"My first impression of this water point is that the source is open and contaminated. I would not drink this water," said Field Officer Rose Serete reflecting upon her first visit to evaluate Wanyama Spring.
Wanyama Spring serves 210 people in Indulusia, but their water needs are not fully met due to the spring's contaminated water.
"The water is not clean, and the source is open. We fear [drinking] because children throw dirty containers [into the water]; we are so worried about our health," said 60-year-old Christine Musavi, a farmer in the community.
Because the spring is open, animals often walk right through it and drink from it, leaving their waste in the area as well. Farm chemicals, dirt, and waste end up in the spring due to runoff from the rains. All of these contaminants mean that people spend a lot of time dealing with waterborne diseases. Community members report that diarrhea is one of their top water-related illnesses among families who depend on Wanyama Spring. Time spent at home sick means less time at work and school, and families drain their resources seeking medical attention. The money would have otherwise been better spent on their businesses, farms, and children's school fees.
The spring's poor access is another major issue. Right now, the area around the spring is bushy. Dangerous animals can easily hide in the bushes, making the spring unsafe for unchaperoned children, especially early in the morning or late in the evening. To reach the spring, community members must be careful not to slip on the mud and rocks slick with algae.
"I personally fear going to the spring alone because the area around the spring is so bushy, and bad animals like snakes can harm us," said primary school student Elias.

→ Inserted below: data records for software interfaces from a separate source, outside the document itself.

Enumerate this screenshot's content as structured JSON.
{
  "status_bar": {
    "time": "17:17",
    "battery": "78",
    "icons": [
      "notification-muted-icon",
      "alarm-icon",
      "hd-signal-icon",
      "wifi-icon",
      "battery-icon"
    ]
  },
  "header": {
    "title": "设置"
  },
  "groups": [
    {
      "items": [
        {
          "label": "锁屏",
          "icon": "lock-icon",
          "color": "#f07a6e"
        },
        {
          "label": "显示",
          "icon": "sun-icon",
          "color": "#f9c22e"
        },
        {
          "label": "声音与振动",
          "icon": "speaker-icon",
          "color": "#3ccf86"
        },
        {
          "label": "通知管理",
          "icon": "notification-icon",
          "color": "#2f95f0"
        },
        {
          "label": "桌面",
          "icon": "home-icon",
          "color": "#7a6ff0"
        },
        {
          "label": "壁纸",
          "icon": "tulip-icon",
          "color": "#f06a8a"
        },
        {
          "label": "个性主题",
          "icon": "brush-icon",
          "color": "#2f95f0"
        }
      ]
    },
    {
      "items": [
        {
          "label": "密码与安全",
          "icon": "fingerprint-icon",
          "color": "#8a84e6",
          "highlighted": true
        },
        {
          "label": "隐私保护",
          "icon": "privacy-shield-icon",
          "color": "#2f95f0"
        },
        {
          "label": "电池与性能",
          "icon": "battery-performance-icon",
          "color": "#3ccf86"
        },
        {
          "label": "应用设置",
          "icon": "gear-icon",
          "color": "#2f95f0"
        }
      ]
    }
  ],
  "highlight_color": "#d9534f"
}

To aid in fetching water, community members tried to improvise a discharge pipe by lodging a plastic container between rocks, forcing some of the water to flow through the makeshift spout. But the frequent rains often wash away the container, causing people to waste more time while they go back home to look for a replacement jug. The container we saw being used at our last visit was very dirty, full of algae and dirt. This is highly concerning the quality of water passing through the container.
Like any other community, people use water in almost everything they do: in their daily chores, washing clothes, bathing, cleaning dishes, and even irrigation during the dry season. The difficult access and the long time it takes to fetch water at the spring means frequent delays for people - predominantly women - getting back to their work. As a result, certain activities have to be compromised if women are to have any time left to go to work, prepare meals, do some farming, and care for their families.

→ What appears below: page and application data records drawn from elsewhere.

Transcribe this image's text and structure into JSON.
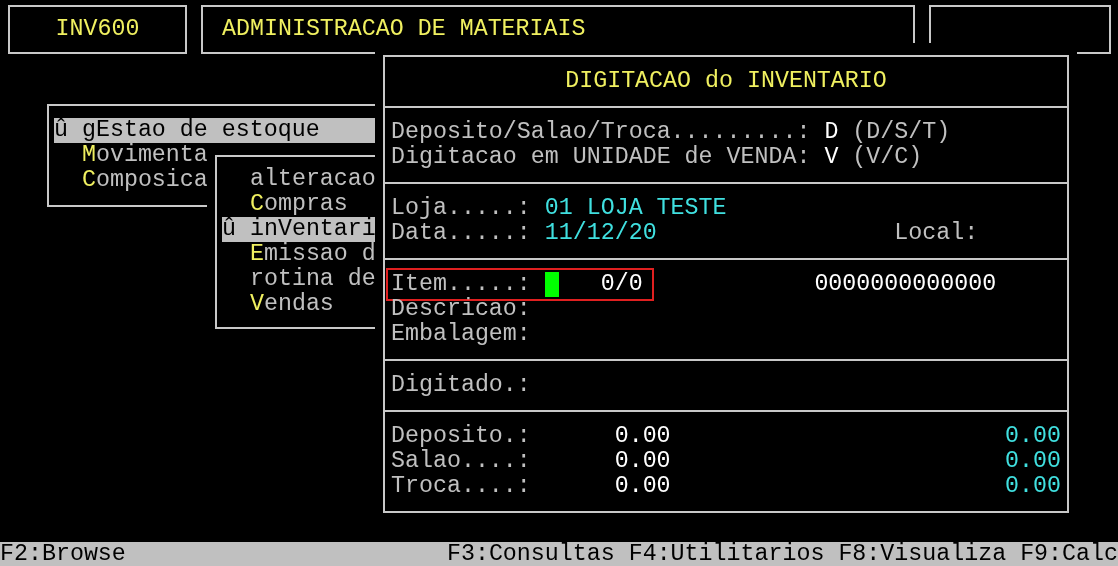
{
  "header": {
    "program": "INV600",
    "title": "ADMINISTRACAO DE MATERIAIS"
  },
  "menu": {
    "items": [
      {
        "marker": "û",
        "label": "gEstao de estoque",
        "selected": true
      },
      {
        "hotkey": "M",
        "label": "ovimenta",
        "selected": false
      },
      {
        "hotkey": "C",
        "label": "omposica",
        "selected": false
      }
    ]
  },
  "submenu": {
    "items": [
      {
        "label": "alteracao",
        "selected": false
      },
      {
        "hotkey": "C",
        "label": "ompras",
        "selected": false
      },
      {
        "marker": "û",
        "label": "inVentari",
        "selected": true
      },
      {
        "hotkey": "E",
        "label": "missao d",
        "selected": false
      },
      {
        "label": "rotina de",
        "selected": false
      },
      {
        "hotkey": "V",
        "label": "endas",
        "selected": false
      }
    ]
  },
  "panel": {
    "title": "DIGITACAO do INVENTARIO",
    "options": [
      {
        "label": "Deposito/Salao/Troca.........:",
        "value": "D",
        "hint": "(D/S/T)"
      },
      {
        "label": "Digitacao em UNIDADE de VENDA:",
        "value": "V",
        "hint": "(V/C)"
      }
    ],
    "store": {
      "label": "Loja.....:",
      "value": "01 LOJA TESTE"
    },
    "date": {
      "label": "Data.....:",
      "value": "11/12/20",
      "local_label": "Local:"
    },
    "item": {
      "label": "Item.....:",
      "cursor": true,
      "count": "0/0",
      "code": "0000000000000",
      "highlighted": true
    },
    "description_label": "Descricao:",
    "packaging_label": "Embalagem:",
    "typed_label": "Digitado.:",
    "totals": [
      {
        "label": "Deposito.:",
        "value": "0.00",
        "total": "0.00"
      },
      {
        "label": "Salao....:",
        "value": "0.00",
        "total": "0.00"
      },
      {
        "label": "Troca....:",
        "value": "0.00",
        "total": "0.00"
      }
    ]
  },
  "status_bar": {
    "left": "F2:Browse",
    "right": "F3:Consultas F4:Utilitarios F8:Visualiza F9:Calc"
  }
}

For example, some people bathe just once a week instead of daily, do dishes just once a day, and rarely do laundry due to the extra time it would take to fetch enough water to accomplish higher personal hygiene standards and care. Of course, people want to maintain the highest health and hygiene standards for themselves and their families, but as long as the spring is difficult to access, they cannot reach their goals.

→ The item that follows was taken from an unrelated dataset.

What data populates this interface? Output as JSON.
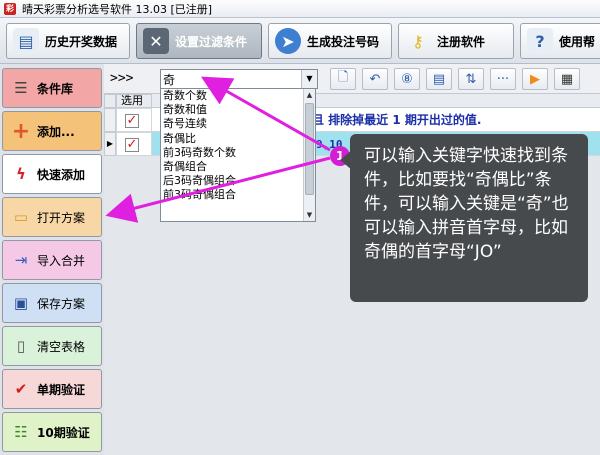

What We Can Do:
Protecting the spring will help provide access to cleaner and safer water and reduce the time people have to spend to fetch it. Construction will keep surface runoff and other contaminants out of the water. With the community’s high involvement in the process, there should be a good sense of responsibility and ownership for the new clean water source.
Fetching water is a task predominantly carried out by women and young girls. Therefore, protecting the spring and offering training and support will help empower the female members of the community by freeing up more of their time and energy to engage and invest in income-generating activities and their education.
Training on Health, Hygiene, COVID-19, and More
To hold training during the pandemic, we work closely with both community leaders and the local government to approve small groups to attend training. We ask community leaders to invite a select yet representative group of people to attend training, which will then act as ambassadors to the rest of the community to share what they learn. We also communicate our expectations of physical distancing and wearing masks for all who choose to attend.
The training will focus on improved hygiene, health, and sanitation habits in this community. We will also have a dedicated session on COVID-19 symptoms, transmission routes, and prevention best practices.
With the community’s input, we will identify key leverage points to alter their practices at the personal, household, and community levels to affect change. This training will help ensure participants have the knowledge they need about healthy practices and their importance to make the most of their water points as soon as the water is flowing.
Our team of facilitators will use a variety of methods to train community members. These methods include participatory hygiene and sanitation transformation, asset-based community development, group discussions, handouts, and demonstrations in the spring.
One of the most important issues we plan to cover is handling, storing, and treating water. Having a clean water source will be extremely helpful, but it is useless if water gets contaminated by the time it is consumed. The community and we strongly believe that all of these components will work together to improve living standards here, which will help to unlock the potential for these community members to live better, healthier lives.
We will then conduct a small series of follow-up training before transitioning to our regularly scheduled support visits throughout the year.
Training will result in the formation of a water user committee, elected by their peers, that will oversee the spring's operations and maintenance. The committee will enforce proper behavior around the spring and delegate tasks that will help preserve the site, such as building a fence and digging proper drainage channels. The fence will keep out destructive animals and unwanted waste, and the drainage will keep the area’s mosquito population at a minimum.